WHAT IS EXPECTED
Find every line below with the word "Windows" in it, and copy each one.

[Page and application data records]
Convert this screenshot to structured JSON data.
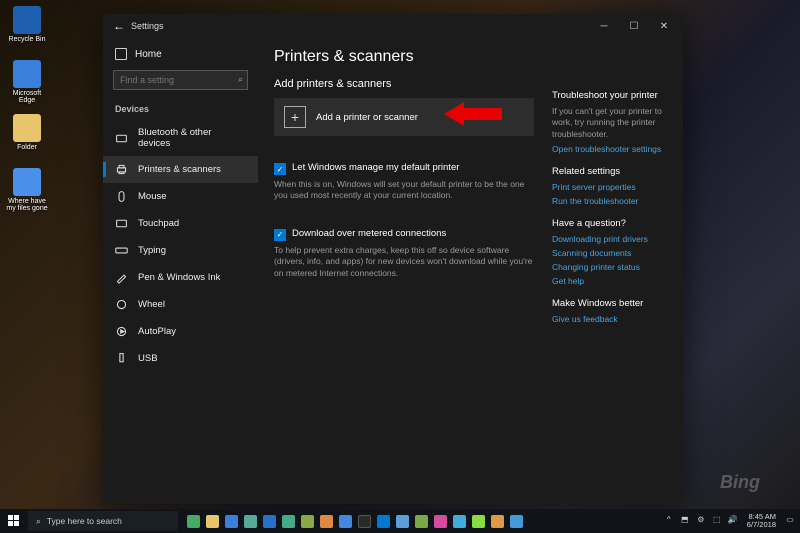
{
  "desktop": {
    "icons": [
      {
        "label": "Recycle Bin"
      },
      {
        "label": "Microsoft Edge"
      },
      {
        "label": "Folder"
      },
      {
        "label": "Where have my files gone"
      }
    ],
    "watermark": "Bing"
  },
  "window": {
    "title": "Settings",
    "back_icon": "←"
  },
  "sidebar": {
    "home": "Home",
    "search_placeholder": "Find a setting",
    "category": "Devices",
    "items": [
      {
        "label": "Bluetooth & other devices"
      },
      {
        "label": "Printers & scanners"
      },
      {
        "label": "Mouse"
      },
      {
        "label": "Touchpad"
      },
      {
        "label": "Typing"
      },
      {
        "label": "Pen & Windows Ink"
      },
      {
        "label": "Wheel"
      },
      {
        "label": "AutoPlay"
      },
      {
        "label": "USB"
      }
    ]
  },
  "content": {
    "heading": "Printers & scanners",
    "add_heading": "Add printers & scanners",
    "add_button": "Add a printer or scanner",
    "chk1_label": "Let Windows manage my default printer",
    "chk1_desc": "When this is on, Windows will set your default printer to be the one you used most recently at your current location.",
    "chk2_label": "Download over metered connections",
    "chk2_desc": "To help prevent extra charges, keep this off so device software (drivers, info, and apps) for new devices won't download while you're on metered Internet connections."
  },
  "right": {
    "troubleshoot_h": "Troubleshoot your printer",
    "troubleshoot_txt": "If you can't get your printer to work, try running the printer troubleshooter.",
    "troubleshoot_link": "Open troubleshooter settings",
    "related_h": "Related settings",
    "related_links": [
      "Print server properties",
      "Run the troubleshooter"
    ],
    "question_h": "Have a question?",
    "question_links": [
      "Downloading print drivers",
      "Scanning documents",
      "Changing printer status",
      "Get help"
    ],
    "better_h": "Make Windows better",
    "better_link": "Give us feedback"
  },
  "taskbar": {
    "search_placeholder": "Type here to search",
    "clock_time": "8:45 AM",
    "clock_date": "6/7/2018"
  }
}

SOLUTION FOR THIS TASK
        "label": "Pen & Windows Ink"
    "chk1_label": "Let Windows manage my default printer",
    "chk1_desc": "When this is on, Windows will set your default printer to be the one you used most recently at your current location.",
    "better_h": "Make Windows better",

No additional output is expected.